[Data records for software interfaces]
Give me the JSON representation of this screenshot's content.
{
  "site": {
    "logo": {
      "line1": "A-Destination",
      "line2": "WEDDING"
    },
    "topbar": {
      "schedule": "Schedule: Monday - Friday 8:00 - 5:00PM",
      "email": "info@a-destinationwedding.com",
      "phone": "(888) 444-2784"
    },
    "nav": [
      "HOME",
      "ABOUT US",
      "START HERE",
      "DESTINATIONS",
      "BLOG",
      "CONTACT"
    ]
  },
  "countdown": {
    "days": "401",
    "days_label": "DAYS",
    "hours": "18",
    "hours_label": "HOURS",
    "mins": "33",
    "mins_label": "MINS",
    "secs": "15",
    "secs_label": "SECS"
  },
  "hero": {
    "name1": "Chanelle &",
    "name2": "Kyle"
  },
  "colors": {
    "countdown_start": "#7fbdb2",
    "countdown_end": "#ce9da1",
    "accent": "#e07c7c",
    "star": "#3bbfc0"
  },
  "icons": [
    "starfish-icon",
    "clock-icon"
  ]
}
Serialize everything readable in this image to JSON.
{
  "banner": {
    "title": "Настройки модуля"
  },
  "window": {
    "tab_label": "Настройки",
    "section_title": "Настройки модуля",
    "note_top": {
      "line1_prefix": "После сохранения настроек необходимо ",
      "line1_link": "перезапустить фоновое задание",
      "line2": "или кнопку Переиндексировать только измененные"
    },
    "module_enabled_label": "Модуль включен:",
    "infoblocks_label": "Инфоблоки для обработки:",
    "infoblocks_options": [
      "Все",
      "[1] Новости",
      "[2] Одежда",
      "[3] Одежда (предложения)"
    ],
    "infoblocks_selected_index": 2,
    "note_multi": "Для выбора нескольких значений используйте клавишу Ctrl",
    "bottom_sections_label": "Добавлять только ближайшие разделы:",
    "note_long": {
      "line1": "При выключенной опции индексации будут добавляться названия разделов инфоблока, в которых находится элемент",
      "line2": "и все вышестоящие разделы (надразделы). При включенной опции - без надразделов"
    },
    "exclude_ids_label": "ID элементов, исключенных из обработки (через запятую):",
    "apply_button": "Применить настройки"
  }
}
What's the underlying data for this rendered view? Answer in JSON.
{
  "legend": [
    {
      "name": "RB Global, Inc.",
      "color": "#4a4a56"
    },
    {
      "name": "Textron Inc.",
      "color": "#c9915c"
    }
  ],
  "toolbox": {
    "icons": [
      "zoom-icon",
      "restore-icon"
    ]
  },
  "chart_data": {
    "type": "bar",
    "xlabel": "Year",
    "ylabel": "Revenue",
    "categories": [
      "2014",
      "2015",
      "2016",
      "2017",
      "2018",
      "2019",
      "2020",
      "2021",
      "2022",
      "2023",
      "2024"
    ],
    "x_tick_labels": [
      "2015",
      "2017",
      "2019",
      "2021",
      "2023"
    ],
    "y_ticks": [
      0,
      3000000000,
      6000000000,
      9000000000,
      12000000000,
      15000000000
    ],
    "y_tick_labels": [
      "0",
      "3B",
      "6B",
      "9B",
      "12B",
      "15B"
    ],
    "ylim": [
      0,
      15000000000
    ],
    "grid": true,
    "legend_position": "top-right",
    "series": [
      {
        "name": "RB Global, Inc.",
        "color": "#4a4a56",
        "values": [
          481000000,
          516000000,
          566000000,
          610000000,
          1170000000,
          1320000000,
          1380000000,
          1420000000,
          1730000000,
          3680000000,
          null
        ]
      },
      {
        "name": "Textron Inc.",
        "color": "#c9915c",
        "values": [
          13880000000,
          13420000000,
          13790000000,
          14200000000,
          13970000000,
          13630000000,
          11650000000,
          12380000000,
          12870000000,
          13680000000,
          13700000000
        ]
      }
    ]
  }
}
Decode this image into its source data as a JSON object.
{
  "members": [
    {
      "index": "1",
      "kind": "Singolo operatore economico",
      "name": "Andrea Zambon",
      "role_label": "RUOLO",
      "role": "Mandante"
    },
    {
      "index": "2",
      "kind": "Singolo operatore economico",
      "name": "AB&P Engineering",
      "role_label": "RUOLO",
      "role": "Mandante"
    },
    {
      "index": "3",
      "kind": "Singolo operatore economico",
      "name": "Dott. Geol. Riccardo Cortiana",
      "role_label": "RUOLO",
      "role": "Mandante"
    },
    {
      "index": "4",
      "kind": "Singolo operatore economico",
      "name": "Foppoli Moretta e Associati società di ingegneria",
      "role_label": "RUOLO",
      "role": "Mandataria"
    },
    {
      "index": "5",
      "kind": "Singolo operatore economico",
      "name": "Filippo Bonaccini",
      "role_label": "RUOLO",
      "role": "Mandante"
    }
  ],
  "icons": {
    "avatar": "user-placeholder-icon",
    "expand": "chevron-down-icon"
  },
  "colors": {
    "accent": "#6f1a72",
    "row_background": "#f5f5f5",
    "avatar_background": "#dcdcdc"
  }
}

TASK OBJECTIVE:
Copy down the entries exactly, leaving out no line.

RESPONSE BELOW:
Give me the JSON representation of this screenshot's content.
{
  "site": {
    "logo": {
      "line1": "A-Destination",
      "line2": "WEDDING"
    },
    "topbar": {
      "schedule": "Schedule: Monday - Friday 8:00 - 5:00PM",
      "email": "info@a-destinationwedding.com",
      "phone": "(888) 444-2784"
    },
    "nav": [
      "HOME",
      "ABOUT US",
      "START HERE",
      "DESTINATIONS",
      "BLOG",
      "CONTACT"
    ]
  },
  "countdown": {
    "days": "401",
    "days_label": "DAYS",
    "hours": "18",
    "hours_label": "HOURS",
    "mins": "33",
    "mins_label": "MINS",
    "secs": "15",
    "secs_label": "SECS"
  },
  "hero": {
    "name1": "Chanelle &",
    "name2": "Kyle"
  },
  "colors": {
    "countdown_start": "#7fbdb2",
    "countdown_end": "#ce9da1",
    "accent": "#e07c7c",
    "star": "#3bbfc0"
  },
  "icons": [
    "starfish-icon",
    "clock-icon"
  ]
}
Serialize everything readable in this image to JSON.
{
  "banner": {
    "title": "Настройки модуля"
  },
  "window": {
    "tab_label": "Настройки",
    "section_title": "Настройки модуля",
    "note_top": {
      "line1_prefix": "После сохранения настроек необходимо ",
      "line1_link": "перезапустить фоновое задание",
      "line2": "или кнопку Переиндексировать только измененные"
    },
    "module_enabled_label": "Модуль включен:",
    "infoblocks_label": "Инфоблоки для обработки:",
    "infoblocks_options": [
      "Все",
      "[1] Новости",
      "[2] Одежда",
      "[3] Одежда (предложения)"
    ],
    "infoblocks_selected_index": 2,
    "note_multi": "Для выбора нескольких значений используйте клавишу Ctrl",
    "bottom_sections_label": "Добавлять только ближайшие разделы:",
    "note_long": {
      "line1": "При выключенной опции индексации будут добавляться названия разделов инфоблока, в которых находится элемент",
      "line2": "и все вышестоящие разделы (надразделы). При включенной опции - без надразделов"
    },
    "exclude_ids_label": "ID элементов, исключенных из обработки (через запятую):",
    "apply_button": "Применить настройки"
  }
}
What's the underlying data for this rendered view? Answer in JSON.
{
  "legend": [
    {
      "name": "RB Global, Inc.",
      "color": "#4a4a56"
    },
    {
      "name": "Textron Inc.",
      "color": "#c9915c"
    }
  ],
  "toolbox": {
    "icons": [
      "zoom-icon",
      "restore-icon"
    ]
  },
  "chart_data": {
    "type": "bar",
    "xlabel": "Year",
    "ylabel": "Revenue",
    "categories": [
      "2014",
      "2015",
      "2016",
      "2017",
      "2018",
      "2019",
      "2020",
      "2021",
      "2022",
      "2023",
      "2024"
    ],
    "x_tick_labels": [
      "2015",
      "2017",
      "2019",
      "2021",
      "2023"
    ],
    "y_ticks": [
      0,
      3000000000,
      6000000000,
      9000000000,
      12000000000,
      15000000000
    ],
    "y_tick_labels": [
      "0",
      "3B",
      "6B",
      "9B",
      "12B",
      "15B"
    ],
    "ylim": [
      0,
      15000000000
    ],
    "grid": true,
    "legend_position": "top-right",
    "series": [
      {
        "name": "RB Global, Inc.",
        "color": "#4a4a56",
        "values": [
          481000000,
          516000000,
          566000000,
          610000000,
          1170000000,
          1320000000,
          1380000000,
          1420000000,
          1730000000,
          3680000000,
          null
        ]
      },
      {
        "name": "Textron Inc.",
        "color": "#c9915c",
        "values": [
          13880000000,
          13420000000,
          13790000000,
          14200000000,
          13970000000,
          13630000000,
          11650000000,
          12380000000,
          12870000000,
          13680000000,
          13700000000
        ]
      }
    ]
  }
}
Decode this image into its source data as a JSON object.
{
  "members": [
    {
      "index": "1",
      "kind": "Singolo operatore economico",
      "name": "Andrea Zambon",
      "role_label": "RUOLO",
      "role": "Mandante"
    },
    {
      "index": "2",
      "kind": "Singolo operatore economico",
      "name": "AB&P Engineering",
      "role_label": "RUOLO",
      "role": "Mandante"
    },
    {
      "index": "3",
      "kind": "Singolo operatore economico",
      "name": "Dott. Geol. Riccardo Cortiana",
      "role_label": "RUOLO",
      "role": "Mandante"
    },
    {
      "index": "4",
      "kind": "Singolo operatore economico",
      "name": "Foppoli Moretta e Associati società di ingegneria",
      "role_label": "RUOLO",
      "role": "Mandataria"
    },
    {
      "index": "5",
      "kind": "Singolo operatore economico",
      "name": "Filippo Bonaccini",
      "role_label": "RUOLO",
      "role": "Mandante"
    }
  ],
  "icons": {
    "avatar": "user-placeholder-icon",
    "expand": "chevron-down-icon"
  },
  "colors": {
    "accent": "#6f1a72",
    "row_background": "#f5f5f5",
    "avatar_background": "#dcdcdc"
  }
}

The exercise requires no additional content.